To comply with the law, to minimize the impact of a recall and to provide transparency to distributors and retailers, Rajaji believes the food industry will increasingly turn to supply chain software and technology tools, like RFID and sensors that can monitor temperature to insure that food products were stored at an optimal temperature.

“You will need to make sure that you’re accountable and that every touch point across the supply chain is safe until it gets on the shelf,” he said. “To do that, you need tools to help you manage and capture data at every point. The legislation is going to drive the need for technology adoption to stay in compliance with the food safety legislation.”



About the Author

Bob Trebilcock
Executive Editor

Bob Trebilcock, executive editor, has covered materials handling, technology and supply chain topics for Modern Materials Handling since 1984. More recently, Trebilcock became editorial director of Supply Chain Management Review. A graduate of Bowling Green State University, Trebilcock lives in Keene, NH. He can be reached at 603-357-0484.


Subscribe to Logistics Management magazine

Subscribe today. It's FREE!
Get timely insider information that you can use to better manage your
entire logistics operation.
Start your FREE subscription today!

Recent Entries

When it comes to Congress actually getting its act together on a new long-term federal transportation bill, things remain as status quo as it gets, with the big takeaway being nothing really ever gets done, when it comes to passing a badly overdue and needed bill, rather than these band-aid extensions Congress keeps signing off on.

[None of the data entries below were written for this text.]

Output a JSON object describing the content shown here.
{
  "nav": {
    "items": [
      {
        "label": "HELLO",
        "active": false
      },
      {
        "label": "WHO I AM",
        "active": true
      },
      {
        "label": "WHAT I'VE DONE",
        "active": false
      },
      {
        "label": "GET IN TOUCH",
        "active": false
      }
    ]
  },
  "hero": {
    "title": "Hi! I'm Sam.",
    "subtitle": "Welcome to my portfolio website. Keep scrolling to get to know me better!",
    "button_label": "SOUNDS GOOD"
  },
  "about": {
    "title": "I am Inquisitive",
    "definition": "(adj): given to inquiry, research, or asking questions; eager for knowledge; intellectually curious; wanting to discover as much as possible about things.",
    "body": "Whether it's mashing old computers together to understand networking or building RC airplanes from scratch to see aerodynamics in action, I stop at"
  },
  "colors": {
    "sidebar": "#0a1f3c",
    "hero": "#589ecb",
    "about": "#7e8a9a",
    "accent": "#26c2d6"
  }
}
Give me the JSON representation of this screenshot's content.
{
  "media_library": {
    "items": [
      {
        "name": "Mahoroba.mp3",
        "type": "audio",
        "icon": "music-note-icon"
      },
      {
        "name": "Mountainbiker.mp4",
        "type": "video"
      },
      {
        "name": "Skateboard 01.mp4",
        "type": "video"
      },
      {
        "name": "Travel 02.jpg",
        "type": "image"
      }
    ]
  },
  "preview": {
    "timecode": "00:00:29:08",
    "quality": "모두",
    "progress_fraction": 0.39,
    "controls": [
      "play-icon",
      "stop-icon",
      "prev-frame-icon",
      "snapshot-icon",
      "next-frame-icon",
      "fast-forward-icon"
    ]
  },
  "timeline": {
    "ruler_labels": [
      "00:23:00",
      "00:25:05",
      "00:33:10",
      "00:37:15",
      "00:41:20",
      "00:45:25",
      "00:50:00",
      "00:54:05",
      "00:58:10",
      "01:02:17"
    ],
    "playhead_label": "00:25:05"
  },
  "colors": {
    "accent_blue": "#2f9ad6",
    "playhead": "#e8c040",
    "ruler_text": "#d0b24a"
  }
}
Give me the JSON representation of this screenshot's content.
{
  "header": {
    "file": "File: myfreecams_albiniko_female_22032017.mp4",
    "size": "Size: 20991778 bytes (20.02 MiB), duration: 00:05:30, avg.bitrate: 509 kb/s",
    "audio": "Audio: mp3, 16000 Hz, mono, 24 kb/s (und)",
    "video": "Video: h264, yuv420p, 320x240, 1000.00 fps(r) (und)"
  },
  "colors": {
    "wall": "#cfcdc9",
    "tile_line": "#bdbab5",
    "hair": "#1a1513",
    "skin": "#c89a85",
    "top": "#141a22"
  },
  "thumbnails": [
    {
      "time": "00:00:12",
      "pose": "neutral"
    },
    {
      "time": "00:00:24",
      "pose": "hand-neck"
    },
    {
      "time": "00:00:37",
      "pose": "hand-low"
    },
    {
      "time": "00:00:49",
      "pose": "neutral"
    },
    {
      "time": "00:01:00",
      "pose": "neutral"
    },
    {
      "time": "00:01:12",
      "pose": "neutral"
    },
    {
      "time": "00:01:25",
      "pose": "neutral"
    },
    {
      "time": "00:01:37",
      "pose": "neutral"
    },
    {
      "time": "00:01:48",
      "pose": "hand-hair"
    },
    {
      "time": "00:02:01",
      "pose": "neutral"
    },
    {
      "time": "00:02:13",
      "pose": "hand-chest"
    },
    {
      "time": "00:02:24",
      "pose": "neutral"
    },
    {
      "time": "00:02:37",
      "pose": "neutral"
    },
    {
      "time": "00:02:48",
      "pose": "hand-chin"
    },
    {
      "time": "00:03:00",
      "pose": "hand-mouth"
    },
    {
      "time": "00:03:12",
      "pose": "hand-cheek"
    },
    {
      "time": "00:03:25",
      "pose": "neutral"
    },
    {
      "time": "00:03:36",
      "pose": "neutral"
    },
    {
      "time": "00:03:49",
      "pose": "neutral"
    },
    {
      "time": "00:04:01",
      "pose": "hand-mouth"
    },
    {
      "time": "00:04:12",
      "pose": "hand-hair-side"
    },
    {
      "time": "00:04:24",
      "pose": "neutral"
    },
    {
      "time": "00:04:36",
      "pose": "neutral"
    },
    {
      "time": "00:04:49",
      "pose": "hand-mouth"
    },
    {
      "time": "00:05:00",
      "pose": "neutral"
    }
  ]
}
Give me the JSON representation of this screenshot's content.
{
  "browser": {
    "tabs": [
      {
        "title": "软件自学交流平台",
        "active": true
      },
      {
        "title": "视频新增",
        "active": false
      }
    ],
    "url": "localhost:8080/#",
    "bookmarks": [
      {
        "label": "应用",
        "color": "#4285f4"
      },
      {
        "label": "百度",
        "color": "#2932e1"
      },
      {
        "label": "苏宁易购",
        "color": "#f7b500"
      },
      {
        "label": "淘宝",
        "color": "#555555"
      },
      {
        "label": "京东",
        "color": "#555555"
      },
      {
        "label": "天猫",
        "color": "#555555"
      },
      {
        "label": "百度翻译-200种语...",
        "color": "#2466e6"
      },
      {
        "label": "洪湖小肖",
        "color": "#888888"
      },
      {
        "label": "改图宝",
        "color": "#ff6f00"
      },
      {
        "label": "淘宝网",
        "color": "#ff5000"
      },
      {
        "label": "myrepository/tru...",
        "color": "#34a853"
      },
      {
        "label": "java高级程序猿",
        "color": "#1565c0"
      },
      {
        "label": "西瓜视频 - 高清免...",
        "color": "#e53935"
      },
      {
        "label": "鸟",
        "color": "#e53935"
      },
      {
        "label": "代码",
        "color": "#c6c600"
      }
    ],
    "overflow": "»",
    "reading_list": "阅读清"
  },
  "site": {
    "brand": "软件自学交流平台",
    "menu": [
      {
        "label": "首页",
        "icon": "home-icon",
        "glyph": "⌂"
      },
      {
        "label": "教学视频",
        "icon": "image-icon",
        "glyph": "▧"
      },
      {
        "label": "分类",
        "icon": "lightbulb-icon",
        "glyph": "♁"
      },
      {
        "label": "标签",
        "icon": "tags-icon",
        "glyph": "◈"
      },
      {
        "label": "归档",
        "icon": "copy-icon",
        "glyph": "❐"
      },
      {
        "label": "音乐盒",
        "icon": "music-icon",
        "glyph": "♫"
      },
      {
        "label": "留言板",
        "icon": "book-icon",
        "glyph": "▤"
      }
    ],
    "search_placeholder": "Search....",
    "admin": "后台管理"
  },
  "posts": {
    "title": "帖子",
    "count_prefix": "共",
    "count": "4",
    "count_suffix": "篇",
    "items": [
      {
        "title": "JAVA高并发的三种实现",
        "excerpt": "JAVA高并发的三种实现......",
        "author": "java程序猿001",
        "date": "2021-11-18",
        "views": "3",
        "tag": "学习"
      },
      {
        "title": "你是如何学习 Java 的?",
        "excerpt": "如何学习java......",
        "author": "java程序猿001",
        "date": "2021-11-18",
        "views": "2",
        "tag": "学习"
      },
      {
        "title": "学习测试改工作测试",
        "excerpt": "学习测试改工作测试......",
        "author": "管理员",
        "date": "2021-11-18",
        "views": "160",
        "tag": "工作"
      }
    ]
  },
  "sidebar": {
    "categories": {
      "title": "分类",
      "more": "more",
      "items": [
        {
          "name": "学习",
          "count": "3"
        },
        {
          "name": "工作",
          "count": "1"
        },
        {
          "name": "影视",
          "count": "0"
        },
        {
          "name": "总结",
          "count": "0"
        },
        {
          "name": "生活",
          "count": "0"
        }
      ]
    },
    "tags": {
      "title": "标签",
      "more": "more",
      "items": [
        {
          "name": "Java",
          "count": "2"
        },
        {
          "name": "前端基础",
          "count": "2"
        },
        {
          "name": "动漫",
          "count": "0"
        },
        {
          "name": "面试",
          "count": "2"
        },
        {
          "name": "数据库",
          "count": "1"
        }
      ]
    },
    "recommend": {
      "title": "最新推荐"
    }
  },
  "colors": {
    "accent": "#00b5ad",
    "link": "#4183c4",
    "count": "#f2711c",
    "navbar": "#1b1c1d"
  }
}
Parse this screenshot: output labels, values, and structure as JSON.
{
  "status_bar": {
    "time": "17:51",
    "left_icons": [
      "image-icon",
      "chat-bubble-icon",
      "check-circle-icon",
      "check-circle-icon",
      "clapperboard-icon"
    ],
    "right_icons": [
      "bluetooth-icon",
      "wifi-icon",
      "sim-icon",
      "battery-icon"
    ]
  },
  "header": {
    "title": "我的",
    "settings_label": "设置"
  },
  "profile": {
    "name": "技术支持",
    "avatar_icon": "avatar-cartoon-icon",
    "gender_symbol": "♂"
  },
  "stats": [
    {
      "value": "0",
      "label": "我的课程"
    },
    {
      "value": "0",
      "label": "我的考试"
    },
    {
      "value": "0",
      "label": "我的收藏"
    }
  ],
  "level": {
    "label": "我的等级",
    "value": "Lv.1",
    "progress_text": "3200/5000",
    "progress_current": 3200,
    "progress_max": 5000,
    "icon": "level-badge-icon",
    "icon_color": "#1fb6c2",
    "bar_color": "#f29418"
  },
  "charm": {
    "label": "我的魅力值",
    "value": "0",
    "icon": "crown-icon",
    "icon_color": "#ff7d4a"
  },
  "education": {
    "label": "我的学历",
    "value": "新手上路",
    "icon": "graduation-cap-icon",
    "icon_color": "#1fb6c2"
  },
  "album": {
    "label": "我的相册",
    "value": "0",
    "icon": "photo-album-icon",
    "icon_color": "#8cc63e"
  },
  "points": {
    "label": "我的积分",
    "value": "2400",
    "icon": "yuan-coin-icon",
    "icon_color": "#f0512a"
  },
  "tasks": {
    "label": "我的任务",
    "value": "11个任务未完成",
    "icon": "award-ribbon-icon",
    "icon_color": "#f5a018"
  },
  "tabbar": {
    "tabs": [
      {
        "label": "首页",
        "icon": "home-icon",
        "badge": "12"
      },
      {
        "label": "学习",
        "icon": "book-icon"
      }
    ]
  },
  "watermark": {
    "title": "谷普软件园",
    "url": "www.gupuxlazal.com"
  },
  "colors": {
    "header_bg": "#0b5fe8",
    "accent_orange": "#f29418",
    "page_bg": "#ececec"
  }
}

Truckload and intermodal pricing was up on an annual basis, according to the December edition of the Truckload and Intermodal Cost Indexes from Cass Information Systems and Avondale Partners.

While the official numbers won’t be issued until early February in its quarterly Market Trends & Statistics report, preliminary data for the fourth quarter and full-year 2014 intermodal output from the Intermodal Association of North America (IANA) indicates that annual growth was intact.

Almost all companies today are aware of their labor or material costs... but what about energy consumption? It all comes down to having the energy data needed to determine what actions you must take to improve. The payoff is worth it, as insight into energy data allows you to make more valuable, relevant operating decisions.

With lower energy prices sparking domestic economic gains, coupled with solid manufacturing and industrial production activity, improving jobs numbers, and a GDP number that shows progress, there is, or there should be, much to be enthused about when it comes to the economy and the economic recovery, which has been raised and discussed and dissected from basically every angle possible, it seems. But that enthusiasm regarding the economy needs to be tempered, because big headline themes seldom tell the full story at all really.

About the Author

Bob Trebilcock, editorial director, has covered materials handling, technology, logistics and supply chain topics for nearly 30 years. In addition to Supply Chain Management Review, he is also Executive Editor of Modern Materials Handling. A graduate of Bowling Green State University, Trebilcock lives in Keene, NH. He can be reached at 603-357-0484 or email [email protected].

Comments

Post a comment
Commenting is not available in this channel entry.